Reed taught for over 35 years at the University of California, Berkeley, and was honored as their Emeritus Professor Awardee of the Year in 2020. He is now a Distinguished Professor at California College of the Arts. His online literary magazine, Konch, can be found at www.ishmael reed pub.com. His author’s website is www.ishmael reed.org.
Carla Blank is a director, dramaturge, writer, and editor. After debuting as a dancer and choreographer as part of the Judson Dance Theater Workshop performances in the 1960s, she devoted a portion of her life to working with youth to aged adults in community arts projects. The performance arts handbook, “Live On Stage!,” that evolved out of this work was adopted in school districts throughout the US and Canada. From 2003-2012 she directed productions of Wajahat Ali’s “The Domestic Crusaders.” A collaboration with director Robert Wilson, “KOOL- Dancing in my Mind,” an homage to Japanese choreographer Suzushi Hanayagi, premiered at NYC’s Guggenheim Museum in April 2009. She directed “News from Fukushima,” a multimedia performance work by Yuri Kageyama, at La MaMa in 2015 and Z Space in San Francisco in 2017. A documentary film of the 2017 performance is receiving international acclaim. She directed Ishmael Reed’s “Mother Hubbard” in Xiangtan, China in 2016 and his “The Slave Who Loved Caviar” at TNC last season.
The actors are Emil Guillermo, Imran Javaid, Laura Robards, Brian Simmons, Monisha Shiva, and Kenya Wilson; understudies are Ephraim Kofi Asante, Dimitri Dewes Jr. and Joy Renee LeBlanc.
Rome Neal, Director of the Nuyorican Poets Cafe, is Production Coordinator. Video production is by Zohair Zaidi. The set designer is Mark Marcante. Set decoration and construction are by Lytza Colon. The sound and Lighting Designer is Alexander Bartenieff. The costume Designer is Diana Adelman. The stage manager is Michael Durgavich. Video documentation is by Miles Shebar.
Ishmael Reed writes, “Carla Blank and I are delighted to be bringing a second production to Theater for the New City.

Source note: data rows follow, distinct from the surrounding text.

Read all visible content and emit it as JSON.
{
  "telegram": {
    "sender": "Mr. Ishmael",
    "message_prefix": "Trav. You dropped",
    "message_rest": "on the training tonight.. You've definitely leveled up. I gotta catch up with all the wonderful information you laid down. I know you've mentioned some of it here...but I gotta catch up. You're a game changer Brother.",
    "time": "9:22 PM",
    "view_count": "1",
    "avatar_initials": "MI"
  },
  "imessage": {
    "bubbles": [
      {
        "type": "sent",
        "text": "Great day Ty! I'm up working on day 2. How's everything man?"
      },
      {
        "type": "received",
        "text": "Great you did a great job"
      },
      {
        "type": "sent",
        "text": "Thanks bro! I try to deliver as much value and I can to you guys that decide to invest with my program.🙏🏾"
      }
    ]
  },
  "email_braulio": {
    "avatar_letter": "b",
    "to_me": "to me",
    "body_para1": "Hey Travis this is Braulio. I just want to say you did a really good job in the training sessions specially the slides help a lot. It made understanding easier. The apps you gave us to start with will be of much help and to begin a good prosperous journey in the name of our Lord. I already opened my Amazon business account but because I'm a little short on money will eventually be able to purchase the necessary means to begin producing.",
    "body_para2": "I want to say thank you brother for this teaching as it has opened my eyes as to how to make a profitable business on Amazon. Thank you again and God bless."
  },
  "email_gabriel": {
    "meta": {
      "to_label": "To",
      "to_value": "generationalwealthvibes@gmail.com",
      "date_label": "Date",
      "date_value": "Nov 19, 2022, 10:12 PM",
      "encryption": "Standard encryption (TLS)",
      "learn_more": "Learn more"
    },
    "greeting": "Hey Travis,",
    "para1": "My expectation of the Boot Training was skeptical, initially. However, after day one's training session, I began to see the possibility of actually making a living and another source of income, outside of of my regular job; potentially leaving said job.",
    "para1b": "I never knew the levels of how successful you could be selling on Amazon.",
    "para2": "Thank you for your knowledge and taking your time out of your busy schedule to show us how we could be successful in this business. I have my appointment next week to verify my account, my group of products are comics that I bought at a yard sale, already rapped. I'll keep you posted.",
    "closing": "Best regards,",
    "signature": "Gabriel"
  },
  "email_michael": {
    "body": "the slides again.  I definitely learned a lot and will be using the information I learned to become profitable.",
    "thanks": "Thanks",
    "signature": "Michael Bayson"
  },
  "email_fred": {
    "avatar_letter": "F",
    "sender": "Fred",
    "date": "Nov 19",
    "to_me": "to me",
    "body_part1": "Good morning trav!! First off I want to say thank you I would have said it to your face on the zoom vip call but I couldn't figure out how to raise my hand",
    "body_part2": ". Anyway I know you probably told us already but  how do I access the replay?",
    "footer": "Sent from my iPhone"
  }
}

We are most grateful to Crystal Field and her staff for supporting us with their all-encompassing expertise, so necessary to the realization of this work. We feel very lucky to be included under the storied umbrella of this forward-looking community.”
$18 general admission, Thursdays through Saturdays at 8:00 PM, Sundays at 3:00 PM
Tickets for both live performances and live-streamed performances, at the Theater for the New City, 155 First Ave. (at East Tenth Street), www.theaterforthenewcity.net, 212.254.1109
Photo credit: 1-4) Source.